WHAT THE TASK ASKS | Every record below, from the first line to the last, is to be set down again exactly.

THE RECORDS |

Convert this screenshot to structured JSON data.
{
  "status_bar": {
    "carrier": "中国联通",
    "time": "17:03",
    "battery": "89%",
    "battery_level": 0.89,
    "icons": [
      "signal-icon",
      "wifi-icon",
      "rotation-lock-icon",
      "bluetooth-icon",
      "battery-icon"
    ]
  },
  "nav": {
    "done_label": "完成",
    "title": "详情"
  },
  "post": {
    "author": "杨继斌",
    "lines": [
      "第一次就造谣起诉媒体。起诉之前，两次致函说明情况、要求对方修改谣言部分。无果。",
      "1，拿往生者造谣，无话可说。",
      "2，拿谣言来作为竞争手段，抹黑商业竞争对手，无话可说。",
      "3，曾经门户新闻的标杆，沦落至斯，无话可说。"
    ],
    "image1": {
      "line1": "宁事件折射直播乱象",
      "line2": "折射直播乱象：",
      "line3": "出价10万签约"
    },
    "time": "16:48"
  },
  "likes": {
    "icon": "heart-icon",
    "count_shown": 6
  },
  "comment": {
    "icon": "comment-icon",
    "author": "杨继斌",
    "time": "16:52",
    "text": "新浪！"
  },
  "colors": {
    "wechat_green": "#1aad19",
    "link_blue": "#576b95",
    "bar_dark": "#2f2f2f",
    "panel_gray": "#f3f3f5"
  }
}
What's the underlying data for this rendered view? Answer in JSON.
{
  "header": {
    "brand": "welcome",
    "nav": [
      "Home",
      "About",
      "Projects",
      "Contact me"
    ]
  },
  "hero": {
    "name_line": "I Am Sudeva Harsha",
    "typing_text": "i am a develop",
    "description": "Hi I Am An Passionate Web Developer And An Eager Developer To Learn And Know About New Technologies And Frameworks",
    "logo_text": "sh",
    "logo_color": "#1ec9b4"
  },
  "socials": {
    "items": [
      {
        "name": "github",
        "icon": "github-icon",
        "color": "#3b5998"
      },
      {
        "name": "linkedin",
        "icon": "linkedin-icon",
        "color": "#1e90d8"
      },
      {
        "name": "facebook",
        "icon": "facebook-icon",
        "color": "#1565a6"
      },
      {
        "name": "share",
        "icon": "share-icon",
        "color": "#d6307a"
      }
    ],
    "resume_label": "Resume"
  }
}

RESULT |
Convert this screenshot to structured JSON data.
{
  "status_bar": {
    "carrier": "中国联通",
    "time": "17:03",
    "battery": "89%",
    "battery_level": 0.89,
    "icons": [
      "signal-icon",
      "wifi-icon",
      "rotation-lock-icon",
      "bluetooth-icon",
      "battery-icon"
    ]
  },
  "nav": {
    "done_label": "完成",
    "title": "详情"
  },
  "post": {
    "author": "杨继斌",
    "lines": [
      "第一次就造谣起诉媒体。起诉之前，两次致函说明情况、要求对方修改谣言部分。无果。",
      "1，拿往生者造谣，无话可说。",
      "2，拿谣言来作为竞争手段，抹黑商业竞争对手，无话可说。",
      "3，曾经门户新闻的标杆，沦落至斯，无话可说。"
    ],
    "image1": {
      "line1": "宁事件折射直播乱象",
      "line2": "折射直播乱象：",
      "line3": "出价10万签约"
    },
    "time": "16:48"
  },
  "likes": {
    "icon": "heart-icon",
    "count_shown": 6
  },
  "comment": {
    "icon": "comment-icon",
    "author": "杨继斌",
    "time": "16:52",
    "text": "新浪！"
  },
  "colors": {
    "wechat_green": "#1aad19",
    "link_blue": "#576b95",
    "bar_dark": "#2f2f2f",
    "panel_gray": "#f3f3f5"
  }
}
What's the underlying data for this rendered view? Answer in JSON.
{
  "header": {
    "brand": "welcome",
    "nav": [
      "Home",
      "About",
      "Projects",
      "Contact me"
    ]
  },
  "hero": {
    "name_line": "I Am Sudeva Harsha",
    "typing_text": "i am a develop",
    "description": "Hi I Am An Passionate Web Developer And An Eager Developer To Learn And Know About New Technologies And Frameworks",
    "logo_text": "sh",
    "logo_color": "#1ec9b4"
  },
  "socials": {
    "items": [
      {
        "name": "github",
        "icon": "github-icon",
        "color": "#3b5998"
      },
      {
        "name": "linkedin",
        "icon": "linkedin-icon",
        "color": "#1e90d8"
      },
      {
        "name": "facebook",
        "icon": "facebook-icon",
        "color": "#1565a6"
      },
      {
        "name": "share",
        "icon": "share-icon",
        "color": "#d6307a"
      }
    ],
    "resume_label": "Resume"
  }
}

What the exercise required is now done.